Boredom was the symptom but the cause was a series of misconceptions about what faith and activism really looked like. Chuck thought he should jump up on a newspaper box and repeat sermons from some great preacher (I wasn’t on his list of great preachers). He had so buried himself in Christian masks that he wasn’t sure how to authentically love himself or others. As we talked Chuck experienced an epiphany – he only need be himself and have fun. He didn’t need to be a great evangelist or great example or great anything. He just needed to be himself, a big burly guy that understood that God loved him and that he hadn’t figured out all that meant yet.
Who Sits in Church Chairs Anyway?
Some times I think we need to ask, “Who sits in church chairs anyway?” We call them saints not because they have achieved a synthetic separation from all things petty or material. We call them saints because the word “saint” simply means the ones God has chosen or the ones to whom God has directed attention and who then respond to God’s attention. The saints in the chairs are people who experienced a change in their lives because of an encounter with God’s love. Literally people who sit in church chairs are just six degrees removed from the figure on the bench that morning or the figure on the bench is just six degrees removed from sitting in your church chairs.
Chuck figured out that he could be part of reducing those six degrees of separation for others. He quit being bored, in fact he became a different man to the point his wife asked what had happened to him. He became present at home, he became present to his children he became present to strangers. The fact is that people who sit on church chairs, like Chuck, are people who had a friend of a friend introduce them to the friendship of God.
Who is just six degrees away from sitting in the church chairs in your congregation?

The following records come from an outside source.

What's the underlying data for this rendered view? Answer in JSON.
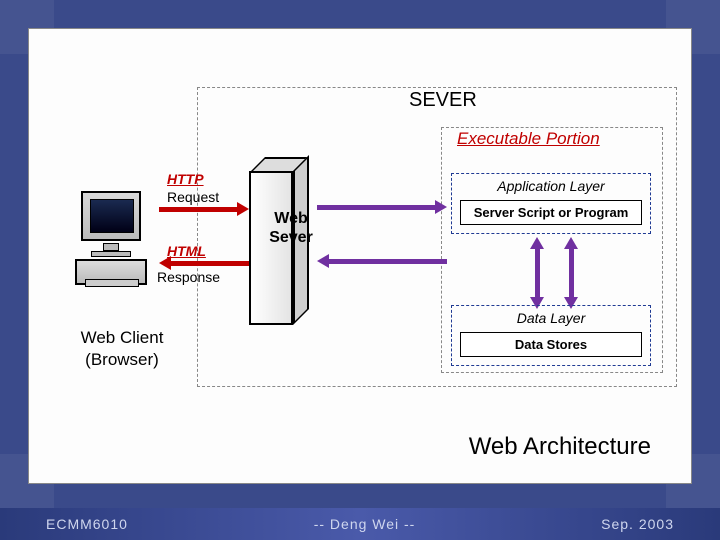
{
  "diagram": {
    "sever_label": "SEVER",
    "executable_portion_label": "Executable Portion",
    "client": {
      "line1": "Web Client",
      "line2": "(Browser)"
    },
    "server_box": {
      "line1": "Web",
      "line2": "Sever"
    },
    "arrows": {
      "http_label": "HTTP",
      "request_label": "Request",
      "html_label": "HTML",
      "response_label": "Response"
    },
    "app_layer": {
      "title": "Application Layer",
      "box": "Server Script or Program"
    },
    "data_layer": {
      "title": "Data Layer",
      "box": "Data Stores"
    },
    "title": "Web Architecture"
  },
  "footer": {
    "course": "ECMM6010",
    "author": "-- Deng Wei --",
    "date": "Sep. 2003"
  }
}
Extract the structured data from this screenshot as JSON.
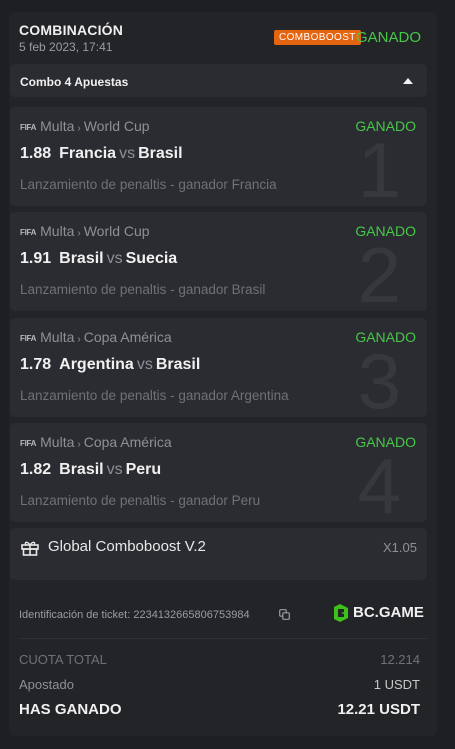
{
  "header": {
    "title": "COMBINACIÓN",
    "date": "5 feb 2023, 17:41",
    "boost_badge": "COMBOBOOST",
    "status": "GANADO"
  },
  "combo": {
    "label": "Combo 4 Apuestas"
  },
  "legs": [
    {
      "number": "1",
      "sport_icon": "fifa-icon",
      "sport_icon_text": "FIFA",
      "sport": "Multa",
      "competition": "World Cup",
      "status": "GANADO",
      "odds": "1.88",
      "team_home": "Francia",
      "vs": "vs",
      "team_away": "Brasil",
      "market": "Lanzamiento de penaltis - ganador Francia"
    },
    {
      "number": "2",
      "sport_icon": "fifa-icon",
      "sport_icon_text": "FIFA",
      "sport": "Multa",
      "competition": "World Cup",
      "status": "GANADO",
      "odds": "1.91",
      "team_home": "Brasil",
      "vs": "vs",
      "team_away": "Suecia",
      "market": "Lanzamiento de penaltis - ganador Brasil"
    },
    {
      "number": "3",
      "sport_icon": "fifa-icon",
      "sport_icon_text": "FIFA",
      "sport": "Multa",
      "competition": "Copa América",
      "status": "GANADO",
      "odds": "1.78",
      "team_home": "Argentina",
      "vs": "vs",
      "team_away": "Brasil",
      "market": "Lanzamiento de penaltis - ganador Argentina"
    },
    {
      "number": "4",
      "sport_icon": "fifa-icon",
      "sport_icon_text": "FIFA",
      "sport": "Multa",
      "competition": "Copa América",
      "status": "GANADO",
      "odds": "1.82",
      "team_home": "Brasil",
      "vs": "vs",
      "team_away": "Peru",
      "market": "Lanzamiento de penaltis - ganador Peru"
    }
  ],
  "boost": {
    "name": "Global Comboboost V.2",
    "multiplier": "X1.05",
    "icon": "gift-icon"
  },
  "ticket": {
    "label": "Identificación de ticket: 2234132665806753984",
    "copy_icon": "copy-icon"
  },
  "brand": {
    "name": "BC.GAME",
    "icon": "bc-game-logo-icon"
  },
  "summary": {
    "total_odds_label": "CUOTA TOTAL",
    "total_odds": "12.214",
    "staked_label": "Apostado",
    "staked": "1 USDT",
    "won_label": "HAS GANADO",
    "won": "12.21 USDT"
  },
  "colors": {
    "win": "#46c848",
    "boost": "#e5640f",
    "background": "#1e1f22",
    "card": "#232428",
    "panel": "#2b2c31"
  }
}
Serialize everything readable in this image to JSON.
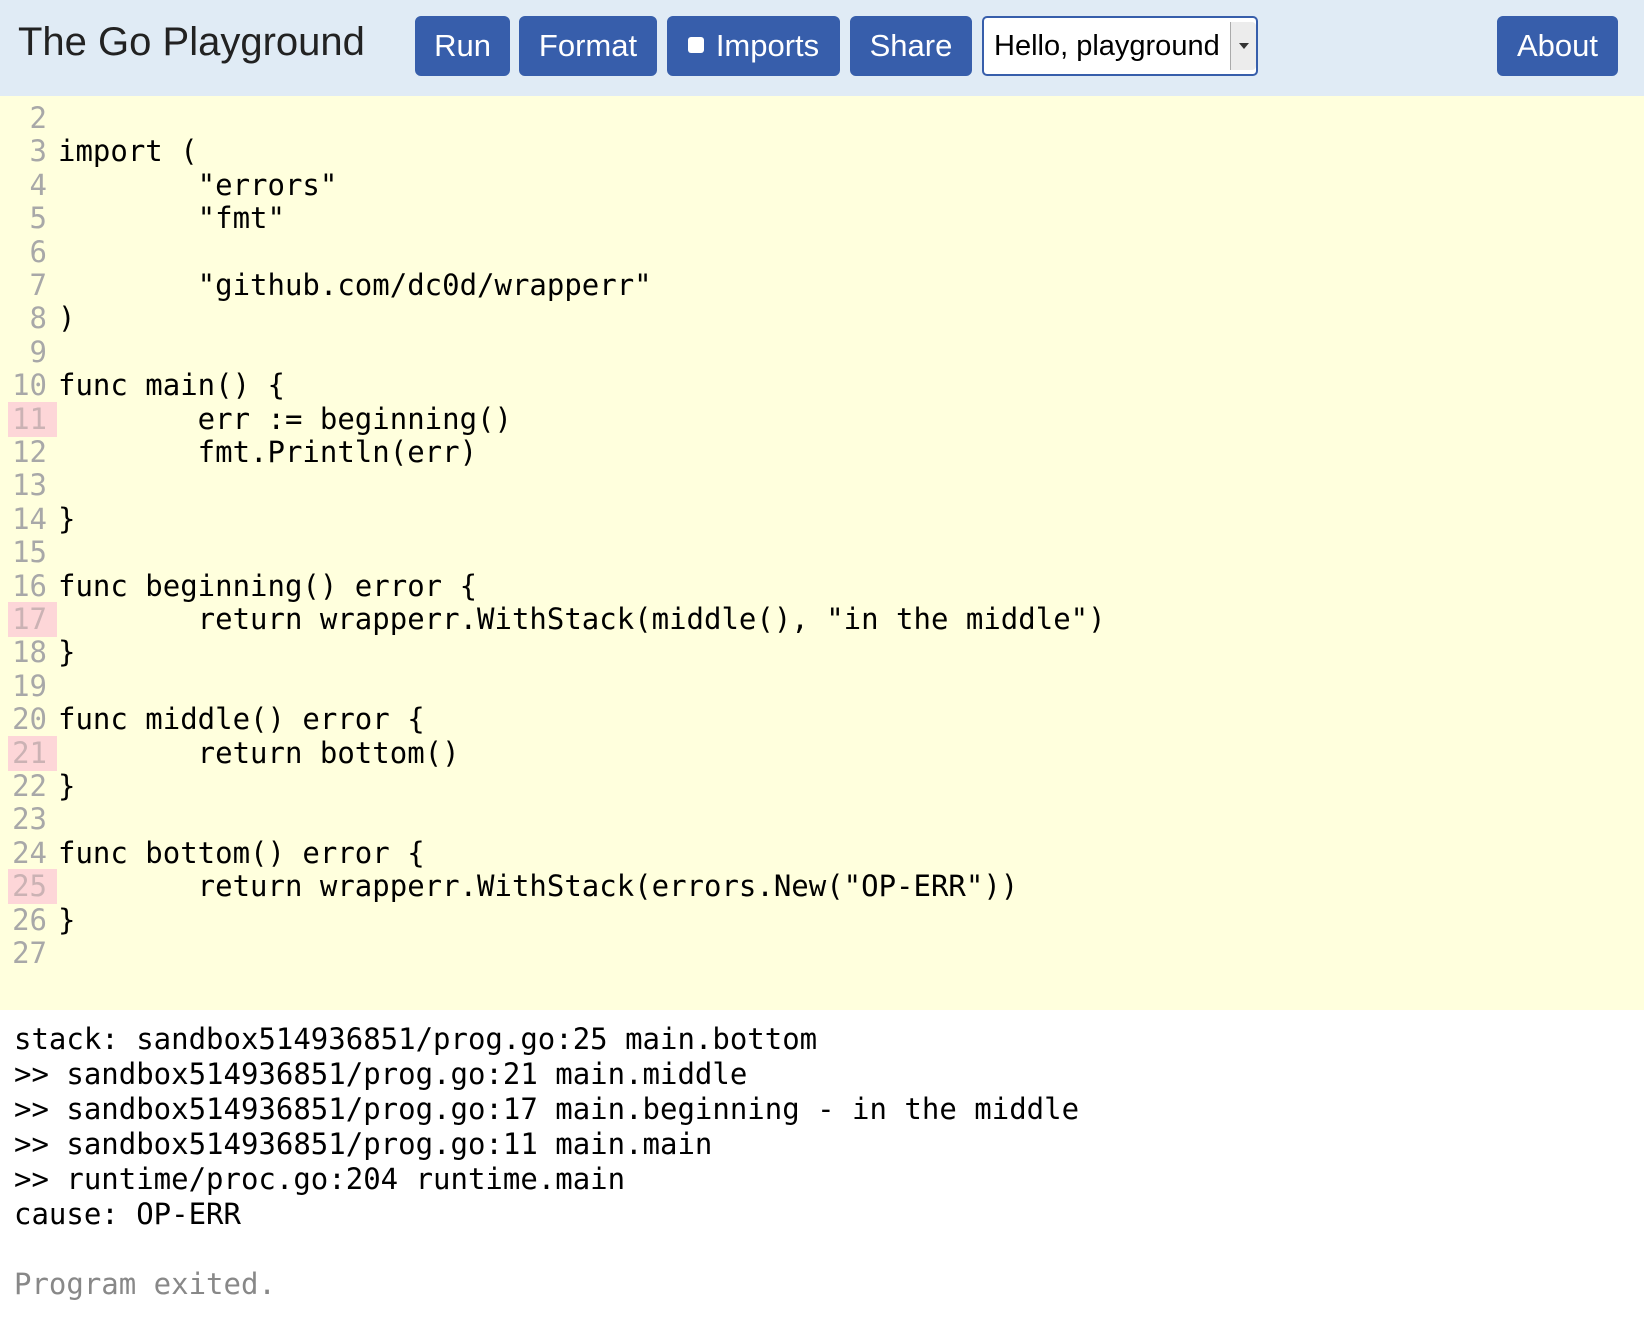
{
  "header": {
    "title": "The Go Playground",
    "run_label": "Run",
    "format_label": "Format",
    "imports_label": "Imports",
    "share_label": "Share",
    "example_selected": "Hello, playground",
    "about_label": "About"
  },
  "editor": {
    "lines": [
      {
        "n": "2",
        "text": "",
        "error": false
      },
      {
        "n": "3",
        "text": "import (",
        "error": false
      },
      {
        "n": "4",
        "text": "        \"errors\"",
        "error": false
      },
      {
        "n": "5",
        "text": "        \"fmt\"",
        "error": false
      },
      {
        "n": "6",
        "text": "",
        "error": false
      },
      {
        "n": "7",
        "text": "        \"github.com/dc0d/wrapperr\"",
        "error": false
      },
      {
        "n": "8",
        "text": ")",
        "error": false
      },
      {
        "n": "9",
        "text": "",
        "error": false
      },
      {
        "n": "10",
        "text": "func main() {",
        "error": false
      },
      {
        "n": "11",
        "text": "        err := beginning()",
        "error": true
      },
      {
        "n": "12",
        "text": "        fmt.Println(err)",
        "error": false
      },
      {
        "n": "13",
        "text": "",
        "error": false
      },
      {
        "n": "14",
        "text": "}",
        "error": false
      },
      {
        "n": "15",
        "text": "",
        "error": false
      },
      {
        "n": "16",
        "text": "func beginning() error {",
        "error": false
      },
      {
        "n": "17",
        "text": "        return wrapperr.WithStack(middle(), \"in the middle\")",
        "error": true
      },
      {
        "n": "18",
        "text": "}",
        "error": false
      },
      {
        "n": "19",
        "text": "",
        "error": false
      },
      {
        "n": "20",
        "text": "func middle() error {",
        "error": false
      },
      {
        "n": "21",
        "text": "        return bottom()",
        "error": true
      },
      {
        "n": "22",
        "text": "}",
        "error": false
      },
      {
        "n": "23",
        "text": "",
        "error": false
      },
      {
        "n": "24",
        "text": "func bottom() error {",
        "error": false
      },
      {
        "n": "25",
        "text": "        return wrapperr.WithStack(errors.New(\"OP-ERR\"))",
        "error": true
      },
      {
        "n": "26",
        "text": "}",
        "error": false
      },
      {
        "n": "27",
        "text": "",
        "error": false
      }
    ]
  },
  "output": {
    "lines": [
      "stack: sandbox514936851/prog.go:25 main.bottom",
      ">> sandbox514936851/prog.go:21 main.middle",
      ">> sandbox514936851/prog.go:17 main.beginning - in the middle",
      ">> sandbox514936851/prog.go:11 main.main",
      ">> runtime/proc.go:204 runtime.main",
      "cause: OP-ERR"
    ],
    "exit_message": "Program exited."
  },
  "colors": {
    "header_bg": "#e0ebf5",
    "button_bg": "#375eab",
    "editor_bg": "#ffffdd",
    "error_line_bg": "#fdd6d8"
  }
}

Dr. Ray Wheeler is the Director of Global sales for Bertolini Inc and an adjunct instructor in leadership, church growth and ethics at Bethesda University California in Anaheim, California and Azusa Pacific University in Azusa, California.